Have you ever been anxious about failing an assigned task? Was there a time that your fear of humiliation or rejection transcended your desire to perform well, despite hours of practice? If any of these happened to you, you might have performance anxiety or what we normally hear as “stage fright”. When a person experiences performance anxiety, this is entirely because of anxiety and not because one lacks the skill or expertise.
What is Performance Anxiety?
In our daily lives we tend to be anxious about almost everything – work, family, personal matters, and even in our sex lives. We fear that we might be judged based on our performance. Though we know that anxiety is common and often tagged as a healthy emotion, however, once a person regularly experiences uncontrolled episodes of or worsening anxiety, it might be a symptom of a bigger problem that one must not neglect. As with all cases of anxiety disorders, performance anxiety chooses no one. People, whether famous or not, may experience stage fright- athletes, actors, musicians or even public speakers. Performance anxiety may affect you.
The Causes and The Symptoms To Look Out For
Most people suffering from performance anxiety manifest symptoms before any public activity. Being the center of attention and having all eyes focus on you can be stressful. It is likewise possible that you fear being compared with other performers, afraid that you might disappoint the audience after seeing a great show, or that committing a small mistake will damage your career or reputation. Increasing levels of stress activates the body’s fight- or- flight response. When this happens, the body perceives that life is in danger. Anxiety symptoms to look out for may include:
• Vision changes or blurred eyesight
• Mouth and/ or throat dryness
• Cold sweats especially on palms
• Shaking of knees, hands and voice
• Rapid pulse and breathing

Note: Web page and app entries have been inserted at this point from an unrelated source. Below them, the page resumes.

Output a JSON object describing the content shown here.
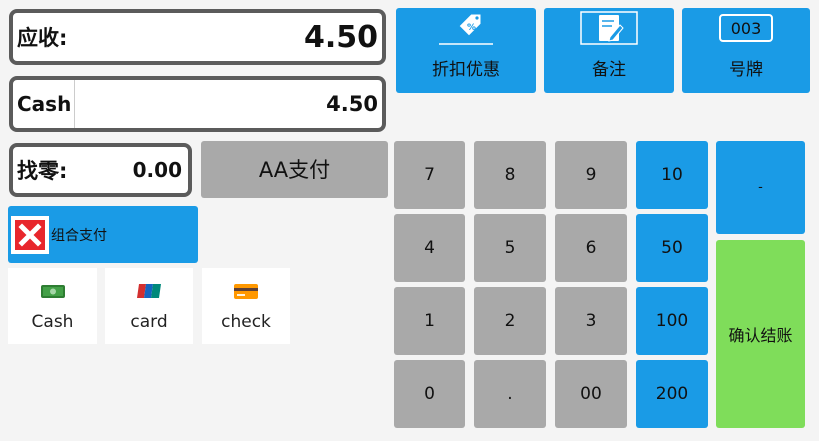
{
  "receivable": {
    "label": "应收:",
    "value": "4.50"
  },
  "cash": {
    "label": "Cash",
    "value": "4.50"
  },
  "change": {
    "label": "找零:",
    "value": "0.00"
  },
  "aa_pay": "AA支付",
  "combo_pay": "组合支付",
  "top_buttons": {
    "discount": "折扣优惠",
    "note": "备注",
    "plate": "号牌",
    "plate_icon_text": "003"
  },
  "payment_methods": [
    "Cash",
    "card",
    "check"
  ],
  "keypad": {
    "rows": [
      [
        "7",
        "8",
        "9",
        "10"
      ],
      [
        "4",
        "5",
        "6",
        "50"
      ],
      [
        "1",
        "2",
        "3",
        "100"
      ],
      [
        "0",
        ".",
        "00",
        "200"
      ]
    ],
    "minus": "-",
    "confirm": "确认结账"
  },
  "colors": {
    "blue": "#1a9be6",
    "gray": "#a9a9a9",
    "green": "#7fdd5a",
    "close_red": "#e8262c"
  }
}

Performing in public can make you feel defenseless and exposed. Knowing these symptoms may help you sort out your feelings before being on stage. While the physical manifestations of performance anxiety can be manageable, there are a few psychological symptoms like memory slips, incapable to perform or worst, a full-blown panic attack that can really affect your life. You may ask, “Is performance anxiety a medical disorder? Should I get help or medical advice to overcome it?”
Should I be worried?
Stage fright is not a mental disorder. It is rather a dysfunctional reaction to a stressful event or situation which can be corrected. However, those who experience severe levels of anxiety may feel that such overwhelming feelings completely interfere with their health and ability to perform altogether. In which case, proper treatment becomes necessary.
Overcoming that obstacle
If somehow you are experiencing sexual performance anxiety, you can talk to your partner on how to improve both of your sex experiences or better yet engage in sex therapy. But the best thing that one can do to triumph over performance anxiety is to believe in YOURSELF! Do not compare yourself with other people, accept who you are and what you can do. To completely conquer such fears and vulnerabilities, it will start in your mind. Succumbing to negative thoughts, thinking in advance about possible outcomes and predicting failure in public performance will do more damage than good. Embrace your imperfections while giving your best. Here are some ways which may help you be well- prepared:
• Practice, practice and more practice. Hone your craft.
• Be yourself and act natural.
• Reduce thoughts of self-doubt.
• Visualize success! Never focus on what could go wrong, instead, focus on what you could offer the audience.
• Don’t be distracted with the crowd. Some might be busy but there are people wanting to listen to you.
• Limit caffeine and eat healthy food. This can decrease your risk of experiencing stage fright.
• Make yourself look good. Once you look good, you will feel more confident.
• Shake it off and break a leg.
One final tip
As the saying goes, “To err is human, to forgive, divine”. Committing mistakes is essential in our daily lives. After all, we learn from our mistakes. Stop those negative thoughts that may lead to more stress in your life, confront your fears and empower yourself through positive thoughts. But if you still need help in overcoming this, then don’t be afraid to seek help.
There are trained therapists or counselors that you can talk to, to overcome performance anxiety. Cognitive behavioral therapy or medical treatments involving beta-blockers, which helps in lowering the heart rate and blocking the effects of adrenaline, are only a few examples of what these professionals can advise you.